Now Republicans are proffering allegations that Secretary of State Clinton did favors for foreign countries while she was in office, in exchange for huge speaking fees and contributions to the Clinton Foundation. A newly released book, Clinton Cash, by conservative author Peter Schweizer, has fueled the attacks. The book does not offer any hard evidence of sweetheart deals, but it does strongly suggest that there is a pattern. The Clinton campaign is now aggressively attacking the book's allegations. Earlier this week former President Bill Clinton, while on a two-week Africa trip, said there was "no evidence" of wrongdoing. The Clinton Foundation has been widely praised for the work it does in the area of public health around the world.

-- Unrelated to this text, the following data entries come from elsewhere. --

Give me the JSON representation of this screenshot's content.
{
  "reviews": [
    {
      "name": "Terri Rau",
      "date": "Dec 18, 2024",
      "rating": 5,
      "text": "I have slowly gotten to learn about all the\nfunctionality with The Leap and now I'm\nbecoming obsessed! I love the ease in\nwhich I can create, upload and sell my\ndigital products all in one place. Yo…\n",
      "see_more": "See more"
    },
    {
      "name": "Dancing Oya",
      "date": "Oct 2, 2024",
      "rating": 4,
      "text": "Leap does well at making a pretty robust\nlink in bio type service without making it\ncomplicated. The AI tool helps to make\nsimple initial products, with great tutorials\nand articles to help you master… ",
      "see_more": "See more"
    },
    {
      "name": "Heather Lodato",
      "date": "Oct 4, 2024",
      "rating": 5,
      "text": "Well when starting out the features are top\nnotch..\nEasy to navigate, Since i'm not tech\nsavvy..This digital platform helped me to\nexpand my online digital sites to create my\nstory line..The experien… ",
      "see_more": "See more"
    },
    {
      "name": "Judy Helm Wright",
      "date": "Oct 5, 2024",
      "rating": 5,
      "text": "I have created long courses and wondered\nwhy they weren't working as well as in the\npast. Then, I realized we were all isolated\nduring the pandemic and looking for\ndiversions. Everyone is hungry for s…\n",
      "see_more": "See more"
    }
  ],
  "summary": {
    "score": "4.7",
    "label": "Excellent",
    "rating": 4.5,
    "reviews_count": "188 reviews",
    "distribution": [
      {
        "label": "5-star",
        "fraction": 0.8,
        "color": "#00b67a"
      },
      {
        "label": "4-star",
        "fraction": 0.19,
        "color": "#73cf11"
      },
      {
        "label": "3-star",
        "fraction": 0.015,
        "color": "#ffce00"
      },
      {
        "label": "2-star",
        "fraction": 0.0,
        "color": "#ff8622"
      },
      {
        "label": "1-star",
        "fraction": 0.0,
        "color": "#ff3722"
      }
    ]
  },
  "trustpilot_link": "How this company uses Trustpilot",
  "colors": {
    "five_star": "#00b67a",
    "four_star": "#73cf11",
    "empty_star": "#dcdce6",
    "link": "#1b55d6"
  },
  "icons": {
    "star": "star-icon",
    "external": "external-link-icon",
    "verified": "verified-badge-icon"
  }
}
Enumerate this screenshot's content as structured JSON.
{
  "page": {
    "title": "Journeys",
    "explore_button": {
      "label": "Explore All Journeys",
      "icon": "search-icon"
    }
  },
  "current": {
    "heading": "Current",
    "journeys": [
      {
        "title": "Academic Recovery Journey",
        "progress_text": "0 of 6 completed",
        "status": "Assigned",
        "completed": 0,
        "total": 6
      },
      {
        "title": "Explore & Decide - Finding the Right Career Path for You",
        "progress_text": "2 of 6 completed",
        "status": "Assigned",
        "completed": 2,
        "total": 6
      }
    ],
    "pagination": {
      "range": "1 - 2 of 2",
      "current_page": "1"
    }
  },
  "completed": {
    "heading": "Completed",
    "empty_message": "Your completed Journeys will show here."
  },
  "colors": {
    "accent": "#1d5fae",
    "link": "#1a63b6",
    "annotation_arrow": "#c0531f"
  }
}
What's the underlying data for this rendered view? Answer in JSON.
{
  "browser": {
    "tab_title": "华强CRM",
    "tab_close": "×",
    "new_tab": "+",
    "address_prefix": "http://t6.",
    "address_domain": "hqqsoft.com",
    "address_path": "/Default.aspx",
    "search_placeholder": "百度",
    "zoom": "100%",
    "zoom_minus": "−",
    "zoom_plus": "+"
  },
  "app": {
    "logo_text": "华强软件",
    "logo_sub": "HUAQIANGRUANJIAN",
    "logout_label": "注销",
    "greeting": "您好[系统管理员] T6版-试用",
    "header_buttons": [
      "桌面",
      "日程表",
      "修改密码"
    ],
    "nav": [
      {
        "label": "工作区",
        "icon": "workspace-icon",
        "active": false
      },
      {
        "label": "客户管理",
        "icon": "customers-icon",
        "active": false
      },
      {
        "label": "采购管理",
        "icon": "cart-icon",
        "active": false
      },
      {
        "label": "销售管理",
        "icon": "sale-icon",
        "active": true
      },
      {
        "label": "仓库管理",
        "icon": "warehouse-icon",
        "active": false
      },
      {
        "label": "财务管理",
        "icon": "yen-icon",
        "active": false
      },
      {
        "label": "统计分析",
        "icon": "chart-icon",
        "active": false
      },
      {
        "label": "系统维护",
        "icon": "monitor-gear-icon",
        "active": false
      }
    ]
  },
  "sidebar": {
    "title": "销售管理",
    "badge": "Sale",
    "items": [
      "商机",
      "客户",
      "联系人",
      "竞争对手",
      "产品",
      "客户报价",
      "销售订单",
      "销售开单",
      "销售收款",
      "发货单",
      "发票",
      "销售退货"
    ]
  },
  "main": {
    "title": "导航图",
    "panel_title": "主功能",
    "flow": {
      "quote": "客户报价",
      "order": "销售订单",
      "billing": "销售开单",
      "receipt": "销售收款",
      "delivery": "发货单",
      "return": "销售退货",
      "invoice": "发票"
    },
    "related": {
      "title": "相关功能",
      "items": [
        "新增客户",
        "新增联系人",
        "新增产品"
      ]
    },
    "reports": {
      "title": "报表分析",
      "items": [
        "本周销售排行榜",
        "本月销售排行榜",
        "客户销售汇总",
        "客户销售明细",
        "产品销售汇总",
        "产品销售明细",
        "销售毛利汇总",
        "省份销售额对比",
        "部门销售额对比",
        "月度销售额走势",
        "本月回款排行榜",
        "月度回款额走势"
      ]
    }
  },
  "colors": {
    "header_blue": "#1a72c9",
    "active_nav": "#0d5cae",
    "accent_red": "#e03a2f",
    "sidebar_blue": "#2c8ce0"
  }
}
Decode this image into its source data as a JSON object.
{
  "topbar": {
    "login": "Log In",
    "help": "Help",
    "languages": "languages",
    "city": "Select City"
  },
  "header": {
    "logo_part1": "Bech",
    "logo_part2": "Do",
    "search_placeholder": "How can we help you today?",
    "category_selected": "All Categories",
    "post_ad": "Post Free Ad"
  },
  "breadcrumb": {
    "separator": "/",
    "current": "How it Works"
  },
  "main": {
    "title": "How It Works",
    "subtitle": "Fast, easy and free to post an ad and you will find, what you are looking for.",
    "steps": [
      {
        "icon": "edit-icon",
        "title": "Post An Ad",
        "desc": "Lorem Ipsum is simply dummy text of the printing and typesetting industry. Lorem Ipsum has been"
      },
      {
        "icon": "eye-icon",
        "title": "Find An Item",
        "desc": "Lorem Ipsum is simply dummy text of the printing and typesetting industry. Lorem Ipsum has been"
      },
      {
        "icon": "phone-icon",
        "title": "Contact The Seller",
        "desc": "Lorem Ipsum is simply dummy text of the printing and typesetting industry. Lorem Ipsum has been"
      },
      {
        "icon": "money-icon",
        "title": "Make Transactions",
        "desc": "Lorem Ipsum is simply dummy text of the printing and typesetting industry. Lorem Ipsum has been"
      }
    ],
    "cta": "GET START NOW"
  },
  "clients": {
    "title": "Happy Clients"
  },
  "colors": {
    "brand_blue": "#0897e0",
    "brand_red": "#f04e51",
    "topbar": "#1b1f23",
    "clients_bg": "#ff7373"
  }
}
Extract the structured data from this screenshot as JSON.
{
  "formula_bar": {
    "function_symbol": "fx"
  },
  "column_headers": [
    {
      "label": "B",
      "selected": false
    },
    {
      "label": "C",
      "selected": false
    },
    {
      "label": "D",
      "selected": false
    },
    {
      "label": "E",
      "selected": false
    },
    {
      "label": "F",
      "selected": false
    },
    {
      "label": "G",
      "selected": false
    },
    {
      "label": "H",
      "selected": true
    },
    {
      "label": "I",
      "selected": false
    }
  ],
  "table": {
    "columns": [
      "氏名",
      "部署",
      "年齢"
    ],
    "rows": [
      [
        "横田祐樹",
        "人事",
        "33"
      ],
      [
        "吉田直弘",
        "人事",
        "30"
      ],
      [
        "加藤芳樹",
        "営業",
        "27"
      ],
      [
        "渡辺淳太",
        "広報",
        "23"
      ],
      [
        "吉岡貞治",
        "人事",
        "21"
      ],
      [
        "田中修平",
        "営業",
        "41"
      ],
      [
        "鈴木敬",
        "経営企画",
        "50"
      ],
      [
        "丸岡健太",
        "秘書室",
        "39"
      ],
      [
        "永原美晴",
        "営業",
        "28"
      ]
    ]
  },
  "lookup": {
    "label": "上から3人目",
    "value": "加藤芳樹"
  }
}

Hillary Clinton has long been a polarizing figure on the American political scene. Those who love her do so with great passion. And those who hate her absolutely detest her. A Pew Research Center poll showed that Clinton's term at State might be her strongest positive. And more older white women, a demographic that usually is heavily Republican, are supporting her. So it's no wonder Republicans are trying to turn her strengths, her service at State and her leadership into negatives.

But can voters trust each of the GOP candidates? After all, they are politicians. For example, Sen. Ted Cruz pandered to his supporters' fears that a U.S. Special Forces exercise was a cover for a plan to impose marshall law in Texas. "My office has reached out to the Pentagon to inquire about this exercise," he said in an interview. Is he kidding? This from the man who led a government shutdown but then denied he was responsible for it.

The Bradenton Herald, a Florida newspaper, last month published a story with this headline: "Senator Marco Rubio claims rated 41 percent honest." USA Today ran this headline in November 2013: "Rand Paul admits his plagiarism 'is my fault.'" Sen. Paul had been caught lifting other people's work for his speeches and his book. Of course, New Jersey Gov. Chris Christie says he didn't know about the lane closures on the George Washington Bridge.

Republicans are out of sync with a majority of Americans on issues like income inequality, how to increase employment, immigration, marriage equality and national security. Attacking Clinton's trustworthiness is their default position. The more each of these flawed Republican candidates goes after Hillary Clinton on the issue of trust, the more their hypocrisy will be exposed to all Americans. And they will give Hillary Clinton the opportunity to talk about solutions and about her ideas for moving the country forward.

Who would you trust?